In the fringe community, I have had the great luck and kismet to work on some of the best plays with the best and most talented groups of people in this town. A couple of years ago, I had 4 roles in one year and a half period that are by far the best 4 roles I have ever had the pleasure and luck of playing. And I was (still am) a member of one of the most prolific and successful sketch comedy groups in town. But I was still dissatisfied and feeling like I was never going to break into the “big time”. I was feeling it more acutely because my then-sweetheart and most of our friends were working Equity actors and I wasn’t. I had a 40-hr./wk.office day job, and they were all sleeping in and going to rehearsal at 10am and acting, acting, acting all day long. I was doing shows still, but it was the typical fringe schedule … wake up at 6:30am to be at work by 8am; work ‘til 5pm; grab dinner (maybe) to be at rehearsal at 7pm; rehearse ‘til 11pm; grab a drink or two with your cast for bonding, your other friends to keep in touch, and/or your sweetheart for love, etc.; bed by 1am (if you’re lucky); then up at 6:30am. It’s tough on a 30-something soul. Chucking all that and getting to do just a single run at any paying acting gig seemed like mana from heaven. During a flash where I was feeling particularly sorry for myself, I was sitting with someone I didn’t know that well at the time (one of the consistently working Eq actors). She’d seen me in one of my fringe shows and was complimenting me, and I was deflecting the praise, making a half-joke of it, “Yeah, but it’d be nice to get paid!” And she deflected it right back in my face in the nicest way when she leaned in intently and seriously: “You know, you are so lucky that you get to do kick-ass roles in good plays. Yes, I get paid, and I’m not complaining, but it’s not that often that I get a role I can sink my teeth into. You get to do that a lot.”

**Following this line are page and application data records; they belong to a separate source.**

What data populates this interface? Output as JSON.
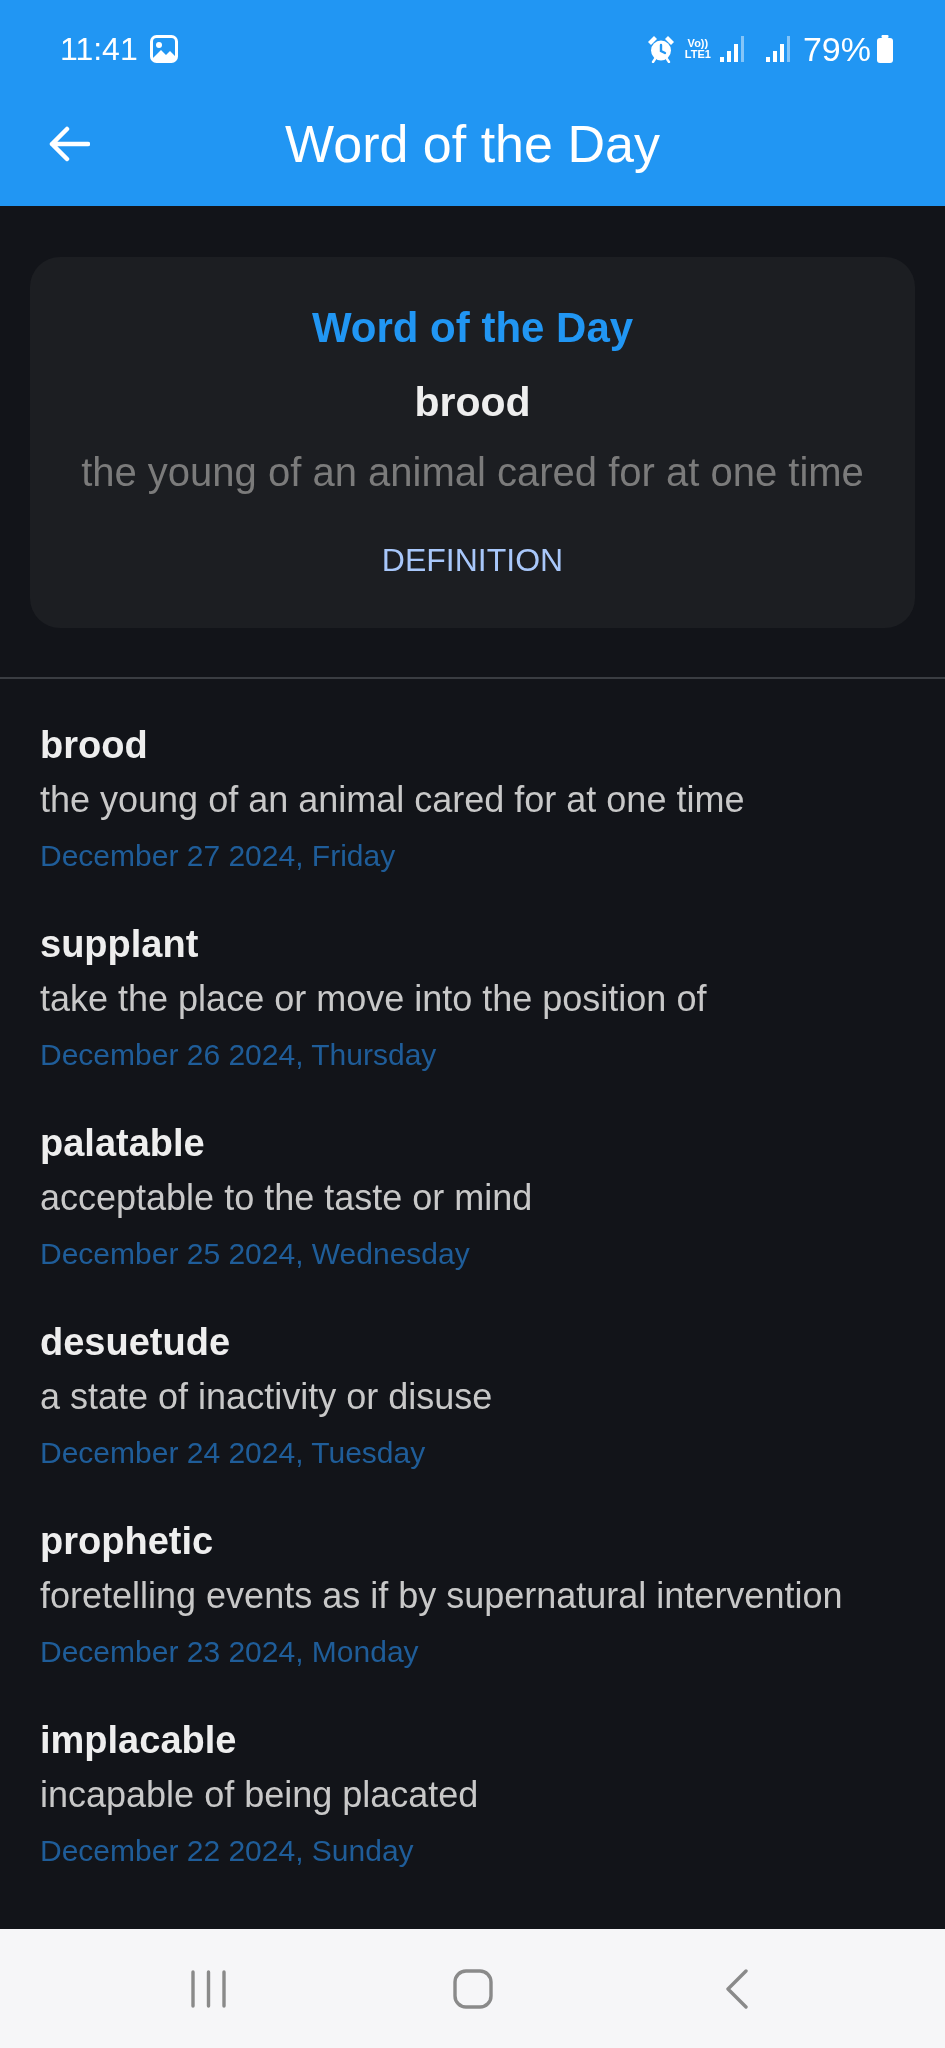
{
  "status_bar": {
    "time": "11:41",
    "network_label": [
      "Vo))",
      "LTE1"
    ],
    "battery": "79%"
  },
  "app_bar": {
    "title": "Word of the Day"
  },
  "featured": {
    "heading": "Word of the Day",
    "word": "brood",
    "definition": "the young of an animal cared for at one time",
    "button": "DEFINITION"
  },
  "history": [
    {
      "word": "brood",
      "definition": "the young of an animal cared for at one time",
      "date": "December 27 2024, Friday"
    },
    {
      "word": "supplant",
      "definition": "take the place or move into the position of",
      "date": "December 26 2024, Thursday"
    },
    {
      "word": "palatable",
      "definition": "acceptable to the taste or mind",
      "date": "December 25 2024, Wednesday"
    },
    {
      "word": "desuetude",
      "definition": "a state of inactivity or disuse",
      "date": "December 24 2024, Tuesday"
    },
    {
      "word": "prophetic",
      "definition": "foretelling events as if by supernatural intervention",
      "date": "December 23 2024, Monday"
    },
    {
      "word": "implacable",
      "definition": "incapable of being placated",
      "date": "December 22 2024, Sunday"
    }
  ]
}
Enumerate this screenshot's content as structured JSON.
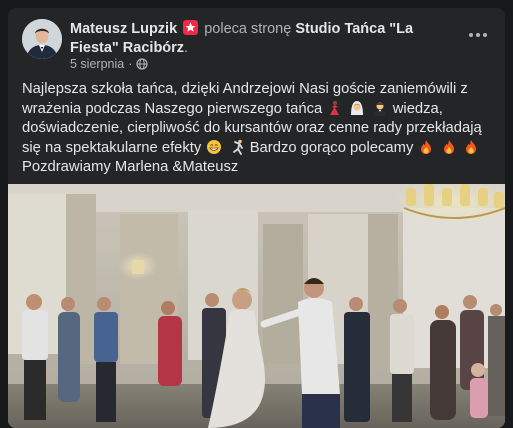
{
  "post": {
    "author": "Mateusz Lupzik",
    "action_text": "poleca stronę",
    "page_name": "Studio Tańca \"La Fiesta\" Racibórz",
    "date": "5 sierpnia",
    "meta_separator": "·",
    "text_part1": "Najlepsza szkoła tańca, dzięki Andrzejowi Nasi goście zaniemówili z wrażenia podczas Naszego pierwszego tańca",
    "text_part2": " wiedza, doświadczenie, cierpliwość do kursantów oraz cenne rady przekładają się na spektakularne efekty ",
    "text_part3": " Bardzo gorąco polecamy ",
    "text_part4": "Pozdrawiamy Marlena &Mateusz"
  },
  "icons": {
    "recommend_badge": "recommend-badge-icon",
    "audience": "globe-icon",
    "more": "more-options-icon",
    "emojis": [
      "dancer-emoji",
      "bride-emoji",
      "groom-emoji",
      "grinning-face-emoji",
      "dancing-man-emoji",
      "fire-emoji"
    ]
  },
  "colors": {
    "card": "#242526",
    "background": "#18191a",
    "primary_text": "#e4e6eb",
    "secondary_text": "#b0b3b8",
    "badge": "#f02849"
  }
}
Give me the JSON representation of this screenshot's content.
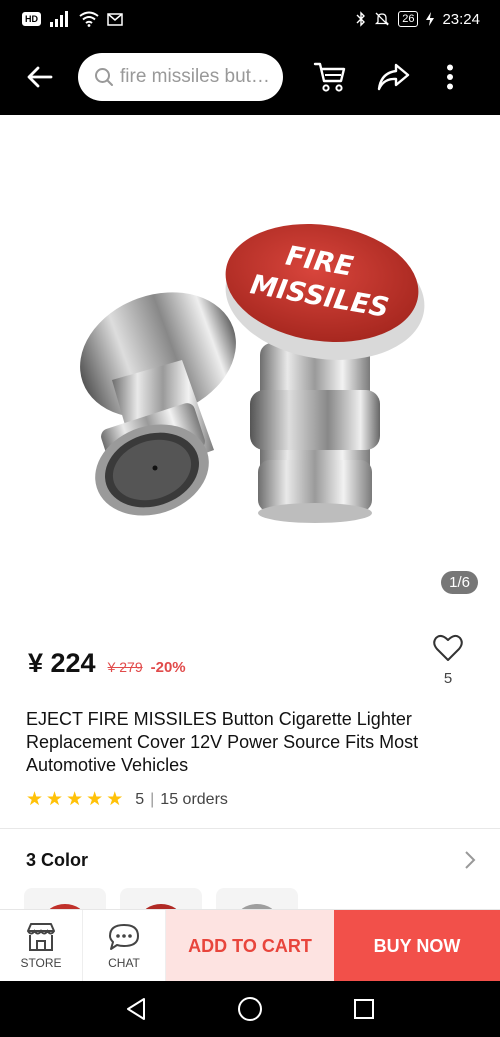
{
  "status_bar": {
    "hd_label": "HD",
    "battery": "26",
    "time": "23:24"
  },
  "top_bar": {
    "search_placeholder": "fire missiles butt..."
  },
  "product": {
    "image_text_line1": "FIRE",
    "image_text_line2": "MISSILES",
    "image_counter": "1/6",
    "price_current": "¥ 224",
    "price_old": "¥ 279",
    "discount": "-20%",
    "wishlist_count": "5",
    "title": "EJECT FIRE MISSILES Button Cigarette Lighter Replacement Cover 12V Power Source Fits Most Automotive Vehicles",
    "rating_value": "5",
    "rating_stars": 5,
    "orders": "15 orders",
    "colors_title": "3 Color"
  },
  "action_bar": {
    "store_label": "STORE",
    "chat_label": "CHAT",
    "add_to_cart_label": "ADD TO CART",
    "buy_now_label": "BUY NOW"
  },
  "colors": {
    "accent_red": "#f2504a",
    "button_red": "#c0312b",
    "star_yellow": "#ffc107"
  }
}
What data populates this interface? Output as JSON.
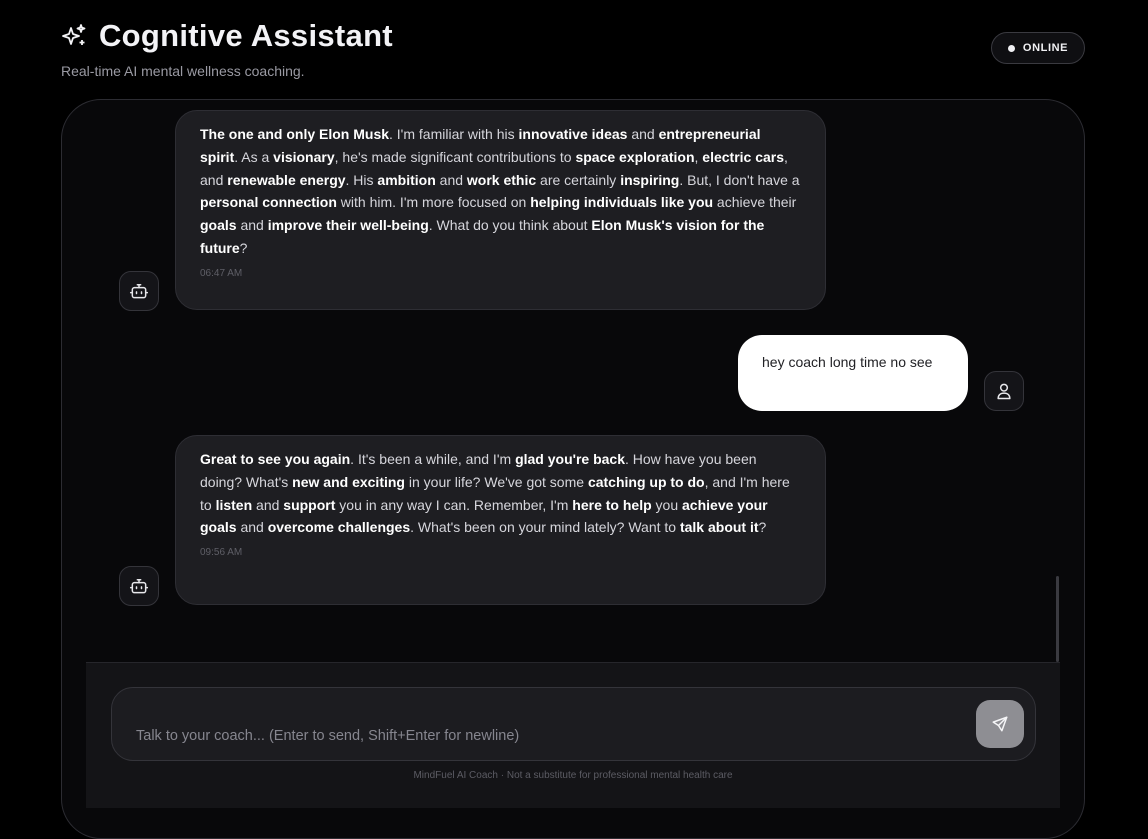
{
  "header": {
    "title": "Cognitive Assistant",
    "subtitle": "Real-time AI mental wellness coaching.",
    "icon": "sparkles-icon"
  },
  "status": {
    "label": "ONLINE"
  },
  "messages": [
    {
      "role": "assistant",
      "segments": [
        {
          "t": "The one and only Elon Musk",
          "b": true
        },
        {
          "t": ". I'm familiar with his "
        },
        {
          "t": "innovative ideas",
          "b": true
        },
        {
          "t": " and "
        },
        {
          "t": "entrepreneurial spirit",
          "b": true
        },
        {
          "t": ". As a "
        },
        {
          "t": "visionary",
          "b": true
        },
        {
          "t": ", he's made significant contributions to "
        },
        {
          "t": "space exploration",
          "b": true
        },
        {
          "t": ", "
        },
        {
          "t": "electric cars",
          "b": true
        },
        {
          "t": ", and "
        },
        {
          "t": "renewable energy",
          "b": true
        },
        {
          "t": ". His "
        },
        {
          "t": "ambition",
          "b": true
        },
        {
          "t": " and "
        },
        {
          "t": "work ethic",
          "b": true
        },
        {
          "t": " are certainly "
        },
        {
          "t": "inspiring",
          "b": true
        },
        {
          "t": ". But, I don't have a "
        },
        {
          "t": "personal connection",
          "b": true
        },
        {
          "t": " with him. I'm more focused on "
        },
        {
          "t": "helping individuals like you",
          "b": true
        },
        {
          "t": " achieve their "
        },
        {
          "t": "goals",
          "b": true
        },
        {
          "t": " and "
        },
        {
          "t": "improve their well-being",
          "b": true
        },
        {
          "t": ". What do you think about "
        },
        {
          "t": "Elon Musk's vision for the future",
          "b": true
        },
        {
          "t": "?"
        }
      ],
      "time": "06:47 AM"
    },
    {
      "role": "user",
      "text": "hey coach long time no see"
    },
    {
      "role": "assistant",
      "segments": [
        {
          "t": "Great to see you again",
          "b": true
        },
        {
          "t": ". It's been a while, and I'm "
        },
        {
          "t": "glad you're back",
          "b": true
        },
        {
          "t": ". How have you been doing? What's "
        },
        {
          "t": "new and exciting",
          "b": true
        },
        {
          "t": " in your life? We've got some "
        },
        {
          "t": "catching up to do",
          "b": true
        },
        {
          "t": ", and I'm here to "
        },
        {
          "t": "listen",
          "b": true
        },
        {
          "t": " and "
        },
        {
          "t": "support",
          "b": true
        },
        {
          "t": " you in any way I can. Remember, I'm "
        },
        {
          "t": "here to help",
          "b": true
        },
        {
          "t": " you "
        },
        {
          "t": "achieve your goals",
          "b": true
        },
        {
          "t": " and "
        },
        {
          "t": "overcome challenges",
          "b": true
        },
        {
          "t": ". What's been on your mind lately? Want to "
        },
        {
          "t": "talk about it",
          "b": true
        },
        {
          "t": "?"
        }
      ],
      "time": "09:56 AM"
    }
  ],
  "composer": {
    "placeholder": "Talk to your coach... (Enter to send, Shift+Enter for newline)",
    "value": "",
    "send_icon": "send-icon"
  },
  "footer": {
    "disclaimer": "MindFuel AI Coach · Not a substitute for professional mental health care"
  },
  "colors": {
    "background": "#000000",
    "panel": "#08080a",
    "bot_bubble": "#1e1e22",
    "user_bubble": "#ffffff",
    "send_button": "#8e8e93"
  }
}
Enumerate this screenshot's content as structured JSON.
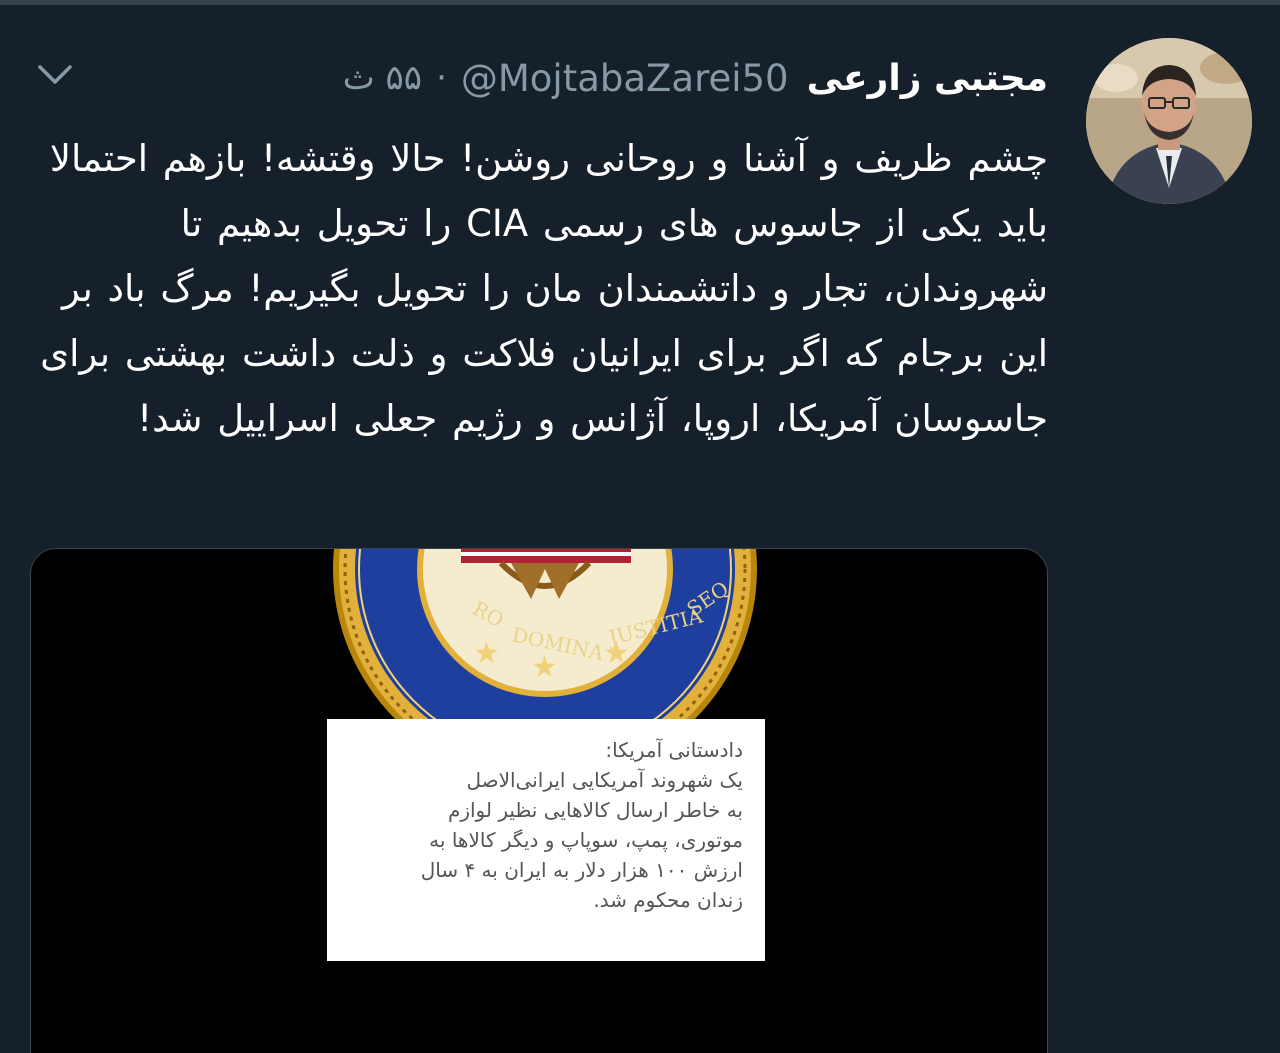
{
  "tweet": {
    "display_name": "مجتبی زارعی",
    "handle": "@MojtabaZarei50",
    "separator": "·",
    "time": "۵۵ ث",
    "text": "چشم ظریف و آشنا و روحانی روشن! حالا وقتشه! بازهم احتمالا باید یکی از جاسوس های رسمی CIA را تحویل بدهیم تا شهروندان، تجار و داتشمندان مان را تحویل بگیریم! مرگ باد بر این برجام که اگر برای ایرانیان فلاکت و ذلت داشت بهشتی برای جاسوسان آمریکا، اروپا، آژانس و رژیم جعلی اسراییل شد!"
  },
  "media": {
    "seal_motto": "PRO DOMINA JUSTITIA SEQ",
    "caption_title": "دادستانی آمریکا:",
    "caption_lines": [
      "یک شهروند آمریکایی ایرانی‌الاصل",
      "به خاطر ارسال کالاهایی نظیر لوازم",
      "موتوری، پمپ، سوپاپ و دیگر کالاها به",
      "ارزش ۱۰۰ هزار دلار به ایران به ۴ سال",
      "زندان محکوم شد."
    ]
  },
  "icons": {
    "menu": "chevron-down-icon",
    "avatar": "avatar"
  },
  "colors": {
    "background": "#15202b",
    "secondary_text": "#8899a6",
    "seal_gold": "#d4a017",
    "seal_blue": "#1f3f9e"
  }
}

Unlike most revelations, which unfold slowly with hindsight, this one slapped me across the face. It was the best refresher lesson I’ve had about how I view the work I do. It reminded me of something I’d momentarily forgotten in a haze of self-pity, which is that money is only one reason to do a show. The main reason I worked for so many years to find and cultivate a flexible day job that I actually like is because it gives me the freedom to choose my creative projects based on a whole gamut of reasons, not just because I need the work. But still, without even half-joking, it would be nice to get paid.

Which brings me back to the beginning — I was at an Equity general audition today, and as always, in between fits ranging from slight anxiety to extreme panic, I indulged in the shadows of sweet fantasy. This is the one where they’re finally gonna notice … get ready, Red; pack your bags, you’re moving up to the big time. (I don’t know why, but even though it’s an in-town theatre, for some reason in my fantasy I’m always packing my bags.) This is the audition I’m going to nail so hard that the room stops breathing, and the clock suspends its ticking. I finish, smile and say thank you modestly, and begin to exit professionally. But they stop me … Red? Just one moment, please. I’d like to offer you every part in every show. It’s a new vision, a brand new concept that you, Red, you just now inspired me to create … a one-woman season. BRILLIANT! You, my dear, are brilliant. And also beautiful. And we’ll pay you a lot of money.

Well, at the very least, I’ll make sure I read a good play.